    *** warning - research post - normal readers beware ***

    Markus Bockmuehl in Seeing the Word (see earlier post for details) offer fives theses on the implied reader of the New Testament, which I have reduced down to a few phrases (so there's a level of interpretation here)

    The implied reader is:

    1. a stakeholder
    2. a convert to the gospel
    3. a person who sees NT as authoritative
    4. a person who is part of a faith community and reads within that community
    5. a person inpsired by the Holy Spirit who expects the NT to speak

    From this I have postulated an equivalent five that might perhaps apply to the reading of Baptist history

    The implied reader is

    1. a stakeholder
    2. a committed Baptist - or at least committed to understanding Baptist ways
    3. a person who is looking for some sort of authoritative information
    4. a person who will probably be part of a Baptist community, but who will probably read in splendid isolation
    5. a person for whom this information is somehow relevant

    I'm not entirely sure that the 'essence' of these are necessarily all that helpful - though I need to think about it more.  Anyone reading any non-fiction or text book presumably hopes it will give reliable information and be relevant insome way.  The reader will in some sense have a committment to the ideas or ideals contained.

    This is not do belittle or diminish what I've read, on the contrary, it is only in seeing it written down that I became aware of these factors - yet another 'duh, I'm so fikk' moment (or an 'aha! now I get it moment', to be more positive).  I think these five themes can be useful questions as I seek to 'paint' my implied reader - how is this person a stakeholder?  what kind of authority might this person assign this information?  And so on.

    Alas, when I think of real readers of much Baptist history - and even of the Bible - the gap between implication and actualisation can seem enormous.

  • Rootlessness and Amnesia

    Today I am luxuriating in reading.  It is a quiet week so far in Dibley, which is as well as the last one was utterly crazy.
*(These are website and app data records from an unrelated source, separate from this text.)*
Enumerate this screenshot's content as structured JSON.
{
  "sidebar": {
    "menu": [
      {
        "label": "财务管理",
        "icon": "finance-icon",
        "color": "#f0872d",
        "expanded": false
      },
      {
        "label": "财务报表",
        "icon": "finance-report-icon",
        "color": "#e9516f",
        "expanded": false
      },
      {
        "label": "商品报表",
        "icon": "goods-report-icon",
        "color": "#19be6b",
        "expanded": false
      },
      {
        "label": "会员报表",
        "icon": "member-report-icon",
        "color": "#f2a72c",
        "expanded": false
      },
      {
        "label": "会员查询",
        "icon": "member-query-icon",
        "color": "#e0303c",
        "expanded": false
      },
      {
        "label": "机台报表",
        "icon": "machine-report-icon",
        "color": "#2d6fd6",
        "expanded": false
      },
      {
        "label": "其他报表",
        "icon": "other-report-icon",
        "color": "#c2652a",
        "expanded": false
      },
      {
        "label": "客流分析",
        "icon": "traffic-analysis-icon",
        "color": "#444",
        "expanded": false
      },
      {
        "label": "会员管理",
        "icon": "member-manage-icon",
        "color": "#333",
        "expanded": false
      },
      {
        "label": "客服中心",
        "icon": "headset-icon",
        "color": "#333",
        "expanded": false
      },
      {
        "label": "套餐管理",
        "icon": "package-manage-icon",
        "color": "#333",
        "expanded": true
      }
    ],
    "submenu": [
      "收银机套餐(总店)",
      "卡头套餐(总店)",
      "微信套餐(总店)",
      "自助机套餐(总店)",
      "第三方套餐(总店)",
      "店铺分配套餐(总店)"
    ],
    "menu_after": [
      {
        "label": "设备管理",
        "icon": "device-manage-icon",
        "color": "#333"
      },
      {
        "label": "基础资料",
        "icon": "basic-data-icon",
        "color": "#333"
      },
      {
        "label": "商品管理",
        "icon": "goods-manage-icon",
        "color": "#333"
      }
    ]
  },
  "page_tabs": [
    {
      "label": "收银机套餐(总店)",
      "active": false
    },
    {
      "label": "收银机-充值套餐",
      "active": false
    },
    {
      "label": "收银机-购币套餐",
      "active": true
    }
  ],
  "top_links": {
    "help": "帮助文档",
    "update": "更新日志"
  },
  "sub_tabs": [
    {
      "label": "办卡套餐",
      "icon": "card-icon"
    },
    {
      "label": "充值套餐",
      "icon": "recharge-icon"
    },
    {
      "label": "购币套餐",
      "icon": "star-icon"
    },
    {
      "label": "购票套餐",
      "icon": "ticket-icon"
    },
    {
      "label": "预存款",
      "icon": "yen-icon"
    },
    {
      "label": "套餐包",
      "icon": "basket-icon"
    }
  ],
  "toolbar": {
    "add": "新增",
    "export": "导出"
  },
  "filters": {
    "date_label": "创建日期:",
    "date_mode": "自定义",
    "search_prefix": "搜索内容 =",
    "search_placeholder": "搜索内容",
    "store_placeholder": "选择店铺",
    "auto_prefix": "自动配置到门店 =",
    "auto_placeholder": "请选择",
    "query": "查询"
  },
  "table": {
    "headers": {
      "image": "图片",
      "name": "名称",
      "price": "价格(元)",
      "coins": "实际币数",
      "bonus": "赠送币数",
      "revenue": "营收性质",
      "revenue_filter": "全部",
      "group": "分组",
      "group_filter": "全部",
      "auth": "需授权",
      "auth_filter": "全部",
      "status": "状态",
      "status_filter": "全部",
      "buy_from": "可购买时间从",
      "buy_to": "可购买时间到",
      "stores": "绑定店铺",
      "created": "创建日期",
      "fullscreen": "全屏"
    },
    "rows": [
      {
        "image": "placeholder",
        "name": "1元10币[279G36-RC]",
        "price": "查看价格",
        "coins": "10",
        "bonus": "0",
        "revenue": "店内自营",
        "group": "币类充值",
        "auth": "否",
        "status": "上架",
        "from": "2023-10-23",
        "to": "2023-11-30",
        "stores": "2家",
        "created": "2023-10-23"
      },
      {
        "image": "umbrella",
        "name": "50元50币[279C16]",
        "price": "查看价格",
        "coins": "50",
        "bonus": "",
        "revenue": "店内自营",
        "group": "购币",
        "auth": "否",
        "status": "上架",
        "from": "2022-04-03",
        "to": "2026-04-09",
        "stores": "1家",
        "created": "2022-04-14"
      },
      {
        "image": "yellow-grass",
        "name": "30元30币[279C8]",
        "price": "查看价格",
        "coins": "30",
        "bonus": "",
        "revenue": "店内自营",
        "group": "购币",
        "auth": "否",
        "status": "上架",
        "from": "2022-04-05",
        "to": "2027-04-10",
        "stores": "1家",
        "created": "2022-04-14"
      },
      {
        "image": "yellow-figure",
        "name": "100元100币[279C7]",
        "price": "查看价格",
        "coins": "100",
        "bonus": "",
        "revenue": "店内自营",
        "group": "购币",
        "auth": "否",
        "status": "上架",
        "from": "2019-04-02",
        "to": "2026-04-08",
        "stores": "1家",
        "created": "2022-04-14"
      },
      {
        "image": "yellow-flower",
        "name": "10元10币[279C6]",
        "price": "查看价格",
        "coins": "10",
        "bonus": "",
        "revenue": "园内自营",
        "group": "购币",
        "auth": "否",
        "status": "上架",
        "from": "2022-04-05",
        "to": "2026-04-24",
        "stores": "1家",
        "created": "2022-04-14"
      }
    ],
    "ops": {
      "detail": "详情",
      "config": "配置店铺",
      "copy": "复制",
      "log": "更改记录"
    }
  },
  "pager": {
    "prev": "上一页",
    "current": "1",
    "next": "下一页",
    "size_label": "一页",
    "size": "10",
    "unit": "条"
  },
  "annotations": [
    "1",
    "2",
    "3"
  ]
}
    In Markus Bockmuehl's Seeing the Word: Refocussing New Testament Study, Grand Rapids, Baker Academic 2006 I found this great quotation on page 37:

    It is consdiered an embarrassment if a dissertation fails to engage with a relevant work published eighteen moths ago.  The entire nineteenth century, however, can be disregarded with impunity.  Scholars merrily copy from each other's cliched prejudices... It is still a distressingly small number... who bother to crack open the apposite volumes... or indeed who show any first-hand awareness of the two thousand years of Christian biblical interpretation.  By the late twentieth century, the Neutestamentler's cappucino has too frequently become all forth and no coffee.  What further encourages this trend is that the road to primary socurces has become so thoroughly covered with slippery hypotheses that few aspriring PhD students any longer fell safe to walk on it.


    This made me smile and nod.  One of my ongoing fears is that I'll miss something published recently that does what I am trying to do.  More positively, I now find someone saying what I've felt for ages, that an awful lot of stuff is built on secondary (tertiary and beyond) sources.  Be it Spurgeon, Aquinas, Tillich, Tertullian, Wesley or whoever, most of what we think we know is often someones' interpretation of someone's quotation taken out of context.  As for 'old is irrelevent' well that;s exactly what I'm trying to counter...  And of course, as a latte drinker, I make sure that the coffee get well mixed with the milk!

    I am enjoying this book - it is written in an engaging conversational style yet with great academic rigour (envy, spit), it is challenging yet not, at least so far, aggressive.  I guess it is really a book for people who have some clue about Biblical studies but the opening chapter, a reflection on Simon Marmion's Saint Luke Painting the Virgin Mary is worth reading inits own right - and may form a starter for ten for an act of worship at some point.